It seems to have arrived just in time as the cold weather has arrived. It isn't as bad as in England at the moment but we did have some snow overnight and lots and lots of heavy rain. The bottom field, where we walk the dog, was flooded this morning and the river was completely full and had burst it's banks in places. Normally it is a small trickle at the bottom but when full it is between 1.5-2 metres deep.

Thursday, 17 January 2013

Sepia Saturday 160

A more difficult one this time; to find an old photo where the background is more interesting than the subject. I don't think that I have quite succeeded. Firstly it isn't sepia, secondly it isn't that old (from 1985) and thirdly for me the people in the foreground are an important part of the story.

The woman in the photo is Loris. She is from Minnesota and she was my mother's American penfriend for close to 65 years. They met on two occasions. The first time was in the 1960s when Loris came to London and stayed with us. We took her to see all the sights and it was probably the only time we got to see them ourselves. We walked over London and Bridge and at the time it must have looked a bit like this.



This is the only picture I could find of it from the 1950s (it was being sold on Ebay)!
In 1967 the bridge was replaced by a new one and the old one was carefully demolished and sold to Arizona. Rumour has it they thought they were getting the more iconic Tower Bridge.
Loris and her husband made a point of visiting it again, in its new location and sent the photos to my mother to show her!
On the back of the photos she scribbled the following:
Loris and Oliver, October 1985, London Bridge, Lake Havasu, Arizona.

Monday, 14 January 2013

The sky

I seem to spend a lot of time looking at and photographing the sky. It really is rather spectacular here although I suspect that is just that we have nothing getting in the way of the view. This was the scene a couple of evenings ago. It had been cloudy and grey all day and the weather was just breaking.

January 2013

Sunday, 13 January 2013


2013 has got off to a sluggish start in terms of blogging, but in fact most of last year was a little slow. My postings appear to have dwindled to 2-3 a month and have mainly focused on progress reports of the house interrupted by dealing with the death of my mother.

So, it's the time of year to reflect on where the blog is going for the next 12 months. I discovered Sepia Saturday and like the idea of contributing to it for the next year. I have 'inherited' a whole load of family photos from my mother and at the moment they are sitting in a big box. Some have been scanned but there are lots more! I have always liked the idea of recording family history. Who knows but someone might find it interesting and of value in the future, and if not I will just enjoy the telling! However, I don't want the blog to become just a reflection on the past, so I will try and also keep posting updates and thoughts on the present. I might try and make them more visual by incorporating more of my own photos, as I practise with my new camera.

So, here's looking forward to a new year in colour, sepia and maybe even some black and white!

Wednesday, 9 January 2013

Sepia Saturday

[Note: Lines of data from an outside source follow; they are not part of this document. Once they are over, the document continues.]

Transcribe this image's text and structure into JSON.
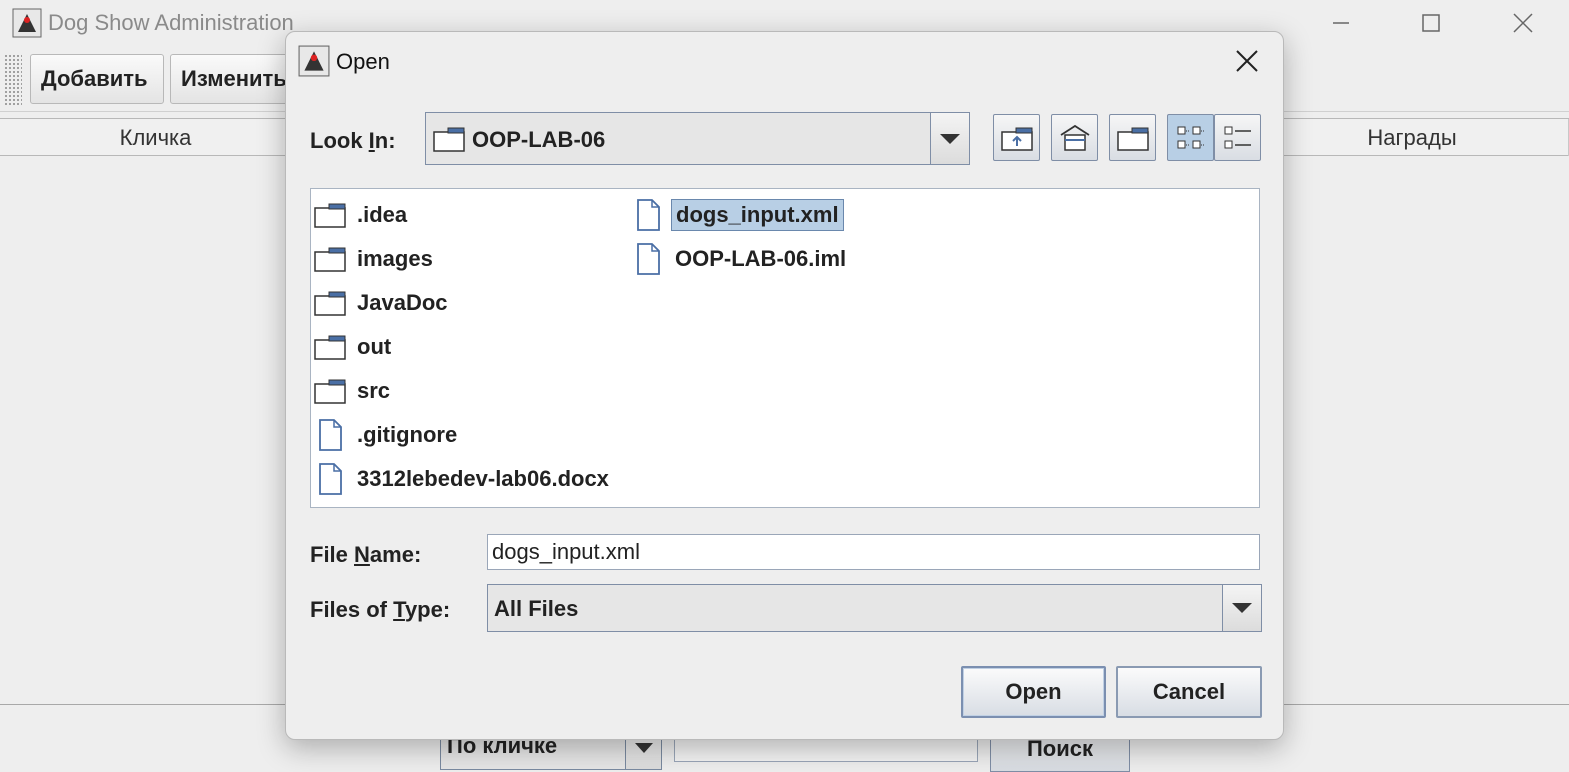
{
  "main_window": {
    "title": "Dog Show Administration",
    "toolbar": {
      "add_label": "Добавить",
      "edit_label": "Изменить"
    },
    "table_columns": [
      "Кличка",
      "Награды"
    ],
    "search": {
      "mode_value": "По кличке",
      "query": "",
      "button_label": "Поиск"
    },
    "window_controls": [
      "minimize-icon",
      "maximize-icon",
      "close-icon"
    ]
  },
  "dialog": {
    "title": "Open",
    "look_in": {
      "label_before": "Look ",
      "label_mnemonic": "I",
      "label_after": "n:",
      "value": "OOP-LAB-06"
    },
    "nav_buttons": [
      "up-one-level-icon",
      "home-icon",
      "new-folder-icon",
      "list-view-icon",
      "details-view-icon"
    ],
    "files": [
      {
        "name": ".idea",
        "type": "folder"
      },
      {
        "name": "images",
        "type": "folder"
      },
      {
        "name": "JavaDoc",
        "type": "folder"
      },
      {
        "name": "out",
        "type": "folder"
      },
      {
        "name": "src",
        "type": "folder"
      },
      {
        "name": ".gitignore",
        "type": "file"
      },
      {
        "name": "3312lebedev-lab06.docx",
        "type": "file"
      },
      {
        "name": "dogs_input.xml",
        "type": "file",
        "selected": true
      },
      {
        "name": "OOP-LAB-06.iml",
        "type": "file"
      }
    ],
    "file_name": {
      "label_before": "File ",
      "label_mnemonic": "N",
      "label_after": "ame:",
      "value": "dogs_input.xml"
    },
    "files_of_type": {
      "label_before": "Files of ",
      "label_mnemonic": "T",
      "label_after": "ype:",
      "value": "All Files"
    },
    "open_label": "Open",
    "cancel_label": "Cancel",
    "colors": {
      "selection": "#b8cfe5",
      "folder_blue": "#4a6fa5"
    }
  }
}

I found this blog the other day and decided to have a go! This is a picture of my Grandmother on holiday!

Thanks for all the comments. I'm getting the hang of this now and realise the idea is to write something to accompany the picture!

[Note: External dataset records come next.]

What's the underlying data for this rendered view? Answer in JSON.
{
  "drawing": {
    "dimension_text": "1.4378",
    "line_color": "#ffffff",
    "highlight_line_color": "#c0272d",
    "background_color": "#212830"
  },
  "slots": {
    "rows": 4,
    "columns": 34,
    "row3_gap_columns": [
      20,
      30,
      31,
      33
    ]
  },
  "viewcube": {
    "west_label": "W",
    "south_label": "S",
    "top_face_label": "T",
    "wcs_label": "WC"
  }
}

We did not find this photo until after my grandmother died. I would guess she would have been about 16 years old and it was probably taken about 1910. I don't know where it was exactly but I would guess somewhere like Brighton or Southend. They lived in London and wouldn't have travelled much further for a holiday.

We (my sister and I) giggled when we saw this photo. Nan had always been rather short and stout, but delighted in telling us that when she was a young girl her waist was so tiny you could get your hands right round it!

I will also visit all your posts and add some comments so be patient with me while I am learning the ropes!